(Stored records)
BEGIN

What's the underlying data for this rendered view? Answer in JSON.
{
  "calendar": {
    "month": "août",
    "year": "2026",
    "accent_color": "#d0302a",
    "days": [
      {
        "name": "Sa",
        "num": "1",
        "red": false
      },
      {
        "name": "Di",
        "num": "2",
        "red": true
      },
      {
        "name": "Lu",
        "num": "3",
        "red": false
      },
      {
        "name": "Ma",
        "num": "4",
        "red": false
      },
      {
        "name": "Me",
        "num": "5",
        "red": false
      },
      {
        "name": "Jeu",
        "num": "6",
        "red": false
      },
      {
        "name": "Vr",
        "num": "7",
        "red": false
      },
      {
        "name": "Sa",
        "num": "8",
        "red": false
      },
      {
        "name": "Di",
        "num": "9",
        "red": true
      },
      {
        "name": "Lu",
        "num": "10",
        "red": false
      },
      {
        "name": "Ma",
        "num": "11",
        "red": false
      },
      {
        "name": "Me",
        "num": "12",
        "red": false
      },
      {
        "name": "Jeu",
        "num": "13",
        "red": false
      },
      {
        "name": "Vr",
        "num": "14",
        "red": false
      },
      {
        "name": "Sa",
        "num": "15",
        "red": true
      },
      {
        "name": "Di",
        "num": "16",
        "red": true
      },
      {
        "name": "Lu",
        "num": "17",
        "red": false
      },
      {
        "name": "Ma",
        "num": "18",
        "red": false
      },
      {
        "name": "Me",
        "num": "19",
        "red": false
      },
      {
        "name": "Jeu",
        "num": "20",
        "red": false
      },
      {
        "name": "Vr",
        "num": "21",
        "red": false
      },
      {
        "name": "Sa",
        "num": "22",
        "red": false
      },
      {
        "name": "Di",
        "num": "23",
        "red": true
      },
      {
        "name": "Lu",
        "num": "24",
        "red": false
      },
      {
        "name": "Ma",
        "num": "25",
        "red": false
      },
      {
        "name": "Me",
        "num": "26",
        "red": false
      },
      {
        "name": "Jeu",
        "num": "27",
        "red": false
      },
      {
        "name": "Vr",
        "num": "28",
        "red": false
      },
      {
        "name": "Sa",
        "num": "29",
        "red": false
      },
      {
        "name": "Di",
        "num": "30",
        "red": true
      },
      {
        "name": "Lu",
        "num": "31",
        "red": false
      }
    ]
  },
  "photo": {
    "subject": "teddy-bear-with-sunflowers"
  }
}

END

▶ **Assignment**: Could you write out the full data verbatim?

▶ **Written solution**:
What's the underlying data for this rendered view? Answer in JSON.
{
  "calendar": {
    "month": "août",
    "year": "2026",
    "accent_color": "#d0302a",
    "days": [
      {
        "name": "Sa",
        "num": "1",
        "red": false
      },
      {
        "name": "Di",
        "num": "2",
        "red": true
      },
      {
        "name": "Lu",
        "num": "3",
        "red": false
      },
      {
        "name": "Ma",
        "num": "4",
        "red": false
      },
      {
        "name": "Me",
        "num": "5",
        "red": false
      },
      {
        "name": "Jeu",
        "num": "6",
        "red": false
      },
      {
        "name": "Vr",
        "num": "7",
        "red": false
      },
      {
        "name": "Sa",
        "num": "8",
        "red": false
      },
      {
        "name": "Di",
        "num": "9",
        "red": true
      },
      {
        "name": "Lu",
        "num": "10",
        "red": false
      },
      {
        "name": "Ma",
        "num": "11",
        "red": false
      },
      {
        "name": "Me",
        "num": "12",
        "red": false
      },
      {
        "name": "Jeu",
        "num": "13",
        "red": false
      },
      {
        "name": "Vr",
        "num": "14",
        "red": false
      },
      {
        "name": "Sa",
        "num": "15",
        "red": true
      },
      {
        "name": "Di",
        "num": "16",
        "red": true
      },
      {
        "name": "Lu",
        "num": "17",
        "red": false
      },
      {
        "name": "Ma",
        "num": "18",
        "red": false
      },
      {
        "name": "Me",
        "num": "19",
        "red": false
      },
      {
        "name": "Jeu",
        "num": "20",
        "red": false
      },
      {
        "name": "Vr",
        "num": "21",
        "red": false
      },
      {
        "name": "Sa",
        "num": "22",
        "red": false
      },
      {
        "name": "Di",
        "num": "23",
        "red": true
      },
      {
        "name": "Lu",
        "num": "24",
        "red": false
      },
      {
        "name": "Ma",
        "num": "25",
        "red": false
      },
      {
        "name": "Me",
        "num": "26",
        "red": false
      },
      {
        "name": "Jeu",
        "num": "27",
        "red": false
      },
      {
        "name": "Vr",
        "num": "28",
        "red": false
      },
      {
        "name": "Sa",
        "num": "29",
        "red": false
      },
      {
        "name": "Di",
        "num": "30",
        "red": true
      },
      {
        "name": "Lu",
        "num": "31",
        "red": false
      }
    ]
  },
  "photo": {
    "subject": "teddy-bear-with-sunflowers"
  }
}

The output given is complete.